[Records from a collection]
______________________________

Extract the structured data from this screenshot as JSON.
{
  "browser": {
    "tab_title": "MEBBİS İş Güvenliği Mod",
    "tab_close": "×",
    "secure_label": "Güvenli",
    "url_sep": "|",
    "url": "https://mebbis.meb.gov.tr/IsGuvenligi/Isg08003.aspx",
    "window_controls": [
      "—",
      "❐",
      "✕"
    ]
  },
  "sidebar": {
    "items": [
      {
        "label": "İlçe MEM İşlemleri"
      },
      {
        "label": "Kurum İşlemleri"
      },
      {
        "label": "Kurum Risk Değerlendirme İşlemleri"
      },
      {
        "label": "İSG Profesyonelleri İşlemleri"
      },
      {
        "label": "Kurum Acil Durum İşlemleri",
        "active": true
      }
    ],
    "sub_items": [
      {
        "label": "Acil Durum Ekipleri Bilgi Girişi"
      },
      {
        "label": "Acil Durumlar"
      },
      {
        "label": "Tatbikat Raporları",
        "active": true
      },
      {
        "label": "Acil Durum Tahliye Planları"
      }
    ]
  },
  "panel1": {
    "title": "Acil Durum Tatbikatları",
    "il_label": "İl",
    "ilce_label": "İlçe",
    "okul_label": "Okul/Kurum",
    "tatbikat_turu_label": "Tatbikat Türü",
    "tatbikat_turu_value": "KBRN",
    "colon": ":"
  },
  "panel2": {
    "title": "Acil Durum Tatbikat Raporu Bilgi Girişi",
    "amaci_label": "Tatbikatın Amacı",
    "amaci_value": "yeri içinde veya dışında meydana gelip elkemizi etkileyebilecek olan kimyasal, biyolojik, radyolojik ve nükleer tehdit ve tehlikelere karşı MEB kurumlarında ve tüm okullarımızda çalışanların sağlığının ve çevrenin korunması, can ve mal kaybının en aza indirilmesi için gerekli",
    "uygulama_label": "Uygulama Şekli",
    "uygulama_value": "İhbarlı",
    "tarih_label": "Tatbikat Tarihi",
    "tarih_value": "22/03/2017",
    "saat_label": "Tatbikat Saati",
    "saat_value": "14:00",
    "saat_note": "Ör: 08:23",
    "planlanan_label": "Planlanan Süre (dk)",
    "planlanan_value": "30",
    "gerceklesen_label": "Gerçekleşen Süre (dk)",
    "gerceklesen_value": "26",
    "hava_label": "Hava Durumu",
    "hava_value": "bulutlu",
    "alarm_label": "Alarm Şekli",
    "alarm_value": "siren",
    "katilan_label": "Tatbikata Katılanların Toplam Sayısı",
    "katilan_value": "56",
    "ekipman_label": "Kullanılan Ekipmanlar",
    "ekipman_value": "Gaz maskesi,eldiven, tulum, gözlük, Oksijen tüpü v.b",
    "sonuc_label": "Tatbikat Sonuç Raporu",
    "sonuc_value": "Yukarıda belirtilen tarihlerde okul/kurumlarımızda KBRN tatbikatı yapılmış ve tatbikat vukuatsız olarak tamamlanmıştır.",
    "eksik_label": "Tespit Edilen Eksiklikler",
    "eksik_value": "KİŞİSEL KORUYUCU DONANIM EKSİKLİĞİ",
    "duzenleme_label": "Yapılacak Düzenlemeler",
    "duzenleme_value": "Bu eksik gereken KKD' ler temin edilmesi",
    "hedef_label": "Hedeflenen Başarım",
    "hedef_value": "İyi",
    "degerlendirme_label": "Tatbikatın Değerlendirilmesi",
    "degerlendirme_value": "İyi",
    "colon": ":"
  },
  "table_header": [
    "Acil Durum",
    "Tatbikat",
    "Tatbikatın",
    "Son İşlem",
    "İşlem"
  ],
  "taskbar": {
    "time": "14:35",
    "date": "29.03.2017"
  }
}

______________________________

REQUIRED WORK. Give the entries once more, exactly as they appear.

YOUR RESPONSE.
Extract the structured data from this screenshot as JSON.
{
  "browser": {
    "tab_title": "MEBBİS İş Güvenliği Mod",
    "tab_close": "×",
    "secure_label": "Güvenli",
    "url_sep": "|",
    "url": "https://mebbis.meb.gov.tr/IsGuvenligi/Isg08003.aspx",
    "window_controls": [
      "—",
      "❐",
      "✕"
    ]
  },
  "sidebar": {
    "items": [
      {
        "label": "İlçe MEM İşlemleri"
      },
      {
        "label": "Kurum İşlemleri"
      },
      {
        "label": "Kurum Risk Değerlendirme İşlemleri"
      },
      {
        "label": "İSG Profesyonelleri İşlemleri"
      },
      {
        "label": "Kurum Acil Durum İşlemleri",
        "active": true
      }
    ],
    "sub_items": [
      {
        "label": "Acil Durum Ekipleri Bilgi Girişi"
      },
      {
        "label": "Acil Durumlar"
      },
      {
        "label": "Tatbikat Raporları",
        "active": true
      },
      {
        "label": "Acil Durum Tahliye Planları"
      }
    ]
  },
  "panel1": {
    "title": "Acil Durum Tatbikatları",
    "il_label": "İl",
    "ilce_label": "İlçe",
    "okul_label": "Okul/Kurum",
    "tatbikat_turu_label": "Tatbikat Türü",
    "tatbikat_turu_value": "KBRN",
    "colon": ":"
  },
  "panel2": {
    "title": "Acil Durum Tatbikat Raporu Bilgi Girişi",
    "amaci_label": "Tatbikatın Amacı",
    "amaci_value": "yeri içinde veya dışında meydana gelip elkemizi etkileyebilecek olan kimyasal, biyolojik, radyolojik ve nükleer tehdit ve tehlikelere karşı MEB kurumlarında ve tüm okullarımızda çalışanların sağlığının ve çevrenin korunması, can ve mal kaybının en aza indirilmesi için gerekli",
    "uygulama_label": "Uygulama Şekli",
    "uygulama_value": "İhbarlı",
    "tarih_label": "Tatbikat Tarihi",
    "tarih_value": "22/03/2017",
    "saat_label": "Tatbikat Saati",
    "saat_value": "14:00",
    "saat_note": "Ör: 08:23",
    "planlanan_label": "Planlanan Süre (dk)",
    "planlanan_value": "30",
    "gerceklesen_label": "Gerçekleşen Süre (dk)",
    "gerceklesen_value": "26",
    "hava_label": "Hava Durumu",
    "hava_value": "bulutlu",
    "alarm_label": "Alarm Şekli",
    "alarm_value": "siren",
    "katilan_label": "Tatbikata Katılanların Toplam Sayısı",
    "katilan_value": "56",
    "ekipman_label": "Kullanılan Ekipmanlar",
    "ekipman_value": "Gaz maskesi,eldiven, tulum, gözlük, Oksijen tüpü v.b",
    "sonuc_label": "Tatbikat Sonuç Raporu",
    "sonuc_value": "Yukarıda belirtilen tarihlerde okul/kurumlarımızda KBRN tatbikatı yapılmış ve tatbikat vukuatsız olarak tamamlanmıştır.",
    "eksik_label": "Tespit Edilen Eksiklikler",
    "eksik_value": "KİŞİSEL KORUYUCU DONANIM EKSİKLİĞİ",
    "duzenleme_label": "Yapılacak Düzenlemeler",
    "duzenleme_value": "Bu eksik gereken KKD' ler temin edilmesi",
    "hedef_label": "Hedeflenen Başarım",
    "hedef_value": "İyi",
    "degerlendirme_label": "Tatbikatın Değerlendirilmesi",
    "degerlendirme_value": "İyi",
    "colon": ":"
  },
  "table_header": [
    "Acil Durum",
    "Tatbikat",
    "Tatbikatın",
    "Son İşlem",
    "İşlem"
  ],
  "taskbar": {
    "time": "14:35",
    "date": "29.03.2017"
  }
}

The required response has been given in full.